Once you reach the line that contains "Serialize everything readable", retype it and every line after it exactly, ending with the last line of the entries.
Content starts
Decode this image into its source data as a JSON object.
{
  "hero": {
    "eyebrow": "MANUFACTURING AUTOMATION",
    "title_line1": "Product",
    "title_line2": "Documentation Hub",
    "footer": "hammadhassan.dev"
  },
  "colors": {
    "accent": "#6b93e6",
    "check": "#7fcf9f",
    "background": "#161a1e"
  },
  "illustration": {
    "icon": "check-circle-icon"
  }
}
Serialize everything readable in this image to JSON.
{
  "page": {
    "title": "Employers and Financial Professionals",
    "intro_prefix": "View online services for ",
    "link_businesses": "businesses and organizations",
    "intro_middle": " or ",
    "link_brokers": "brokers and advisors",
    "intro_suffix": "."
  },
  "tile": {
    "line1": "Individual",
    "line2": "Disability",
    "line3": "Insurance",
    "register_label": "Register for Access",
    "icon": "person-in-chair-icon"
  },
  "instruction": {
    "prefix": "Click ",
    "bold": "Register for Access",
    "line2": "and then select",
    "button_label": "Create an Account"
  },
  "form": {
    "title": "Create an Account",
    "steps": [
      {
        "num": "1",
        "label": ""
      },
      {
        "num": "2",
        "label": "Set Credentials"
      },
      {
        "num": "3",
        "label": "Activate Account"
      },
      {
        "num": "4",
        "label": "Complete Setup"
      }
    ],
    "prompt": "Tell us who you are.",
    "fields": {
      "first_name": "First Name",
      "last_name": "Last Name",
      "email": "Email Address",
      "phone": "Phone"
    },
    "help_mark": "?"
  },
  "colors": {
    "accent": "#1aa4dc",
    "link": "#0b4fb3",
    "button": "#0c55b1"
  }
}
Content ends
> Solution for this task
Serialize everything readable in this image to JSON.
{
  "page": {
    "title": "Employers and Financial Professionals",
    "intro_prefix": "View online services for ",
    "link_businesses": "businesses and organizations",
    "intro_middle": " or ",
    "link_brokers": "brokers and advisors",
    "intro_suffix": "."
  },
  "tile": {
    "line1": "Individual",
    "line2": "Disability",
    "line3": "Insurance",
    "register_label": "Register for Access",
    "icon": "person-in-chair-icon"
  },
  "instruction": {
    "prefix": "Click ",
    "bold": "Register for Access",
    "line2": "and then select",
    "button_label": "Create an Account"
  },
  "form": {
    "title": "Create an Account",
    "steps": [
      {
        "num": "1",
        "label": ""
      },
      {
        "num": "2",
        "label": "Set Credentials"
      },
      {
        "num": "3",
        "label": "Activate Account"
      },
      {
        "num": "4",
        "label": "Complete Setup"
      }
    ],
    "prompt": "Tell us who you are.",
    "fields": {
      "first_name": "First Name",
      "last_name": "Last Name",
      "email": "Email Address",
      "phone": "Phone"
    },
    "help_mark": "?"
  },
  "colors": {
    "accent": "#1aa4dc",
    "link": "#0b4fb3",
    "button": "#0c55b1"
  }
}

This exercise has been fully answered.